Students are dashing from A-levels into debt, fuelled by a fear of poverty

Students are dashing from A-levels into debt, fuelled by a fear of poverty

Teenagers getting their results this week have little choice but to scramble for a university place and face the huge debt now involved

In a couple of days’ time about half a million young people will find out their A-level results. Soon we will no doubt learn whether a fraction more, or less, gained A*s compared with last year and in which subjects. But this year is different. A much higher proportion of youngsters will win a university place than ever before. And the message from ministers will be: everyone who strives is a winner in Cameron’s Britain. That message is a lie.

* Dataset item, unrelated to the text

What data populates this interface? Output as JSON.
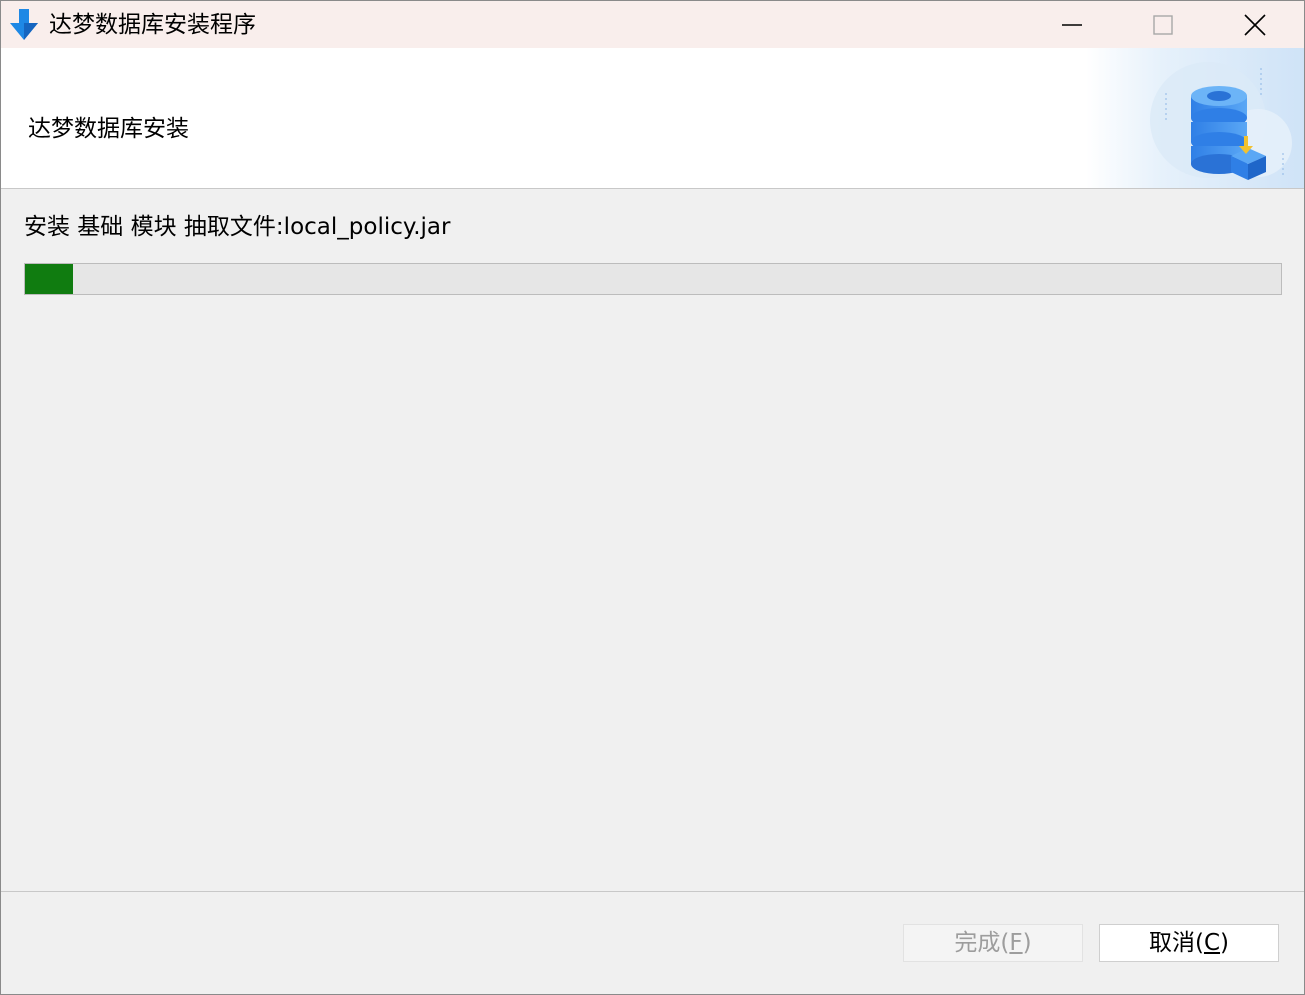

Universities will accept more students this year because the government has scrapped the old financial rules, which capped the number of places in each university. Now institutions can take any number. At the same time, the government’s benefit changes have made it harder for anyone aged under 25 to find a good job and be able to afford to house themselves. Those who don’t go to university usually have to take whatever precarious low-paid work is on offer near their home.

In a more decent country, young people would be able to vote with their feet against the debt imposed by £9,000 tuition fees. They would have other options. But in the UK today, rejecting the offer of a university place means a greatly increased risk of living in poverty.

The chancellor, George Osborne, rounded off his budget speech of July 2015 thus: “It was the Conservatives who first protected working people in the mills; it was the Conservatives who took a great step towards state education … So, of course, it is now the Conservatives who are transforming welfare and introducing a national living wage. This is the party for the working people of Britain.”

It was, of course, the Conservatives who mostly looked after the mill owners’ interests and who still seek to make it harder for ill-treated workers to strike. They have reduced the amount of money spent per child in state education, especially in sixth forms and further education colleges.

It was also the Conservatives who in the July budget took away what remained of grants for poorer students, converting them to loans. And it is the Conservatives and their friends who have most to gain from all the interest that students will have to pay on their loans. The chancellor’s friends are the lenders who buy government bonds and who will buy up large tranches of student debt. The Conservatives have created a sellers’ market for our children’s debt. The long-term plan is not to keep the debt on the government’s books. And that plan requires demand for university places to appear to soar.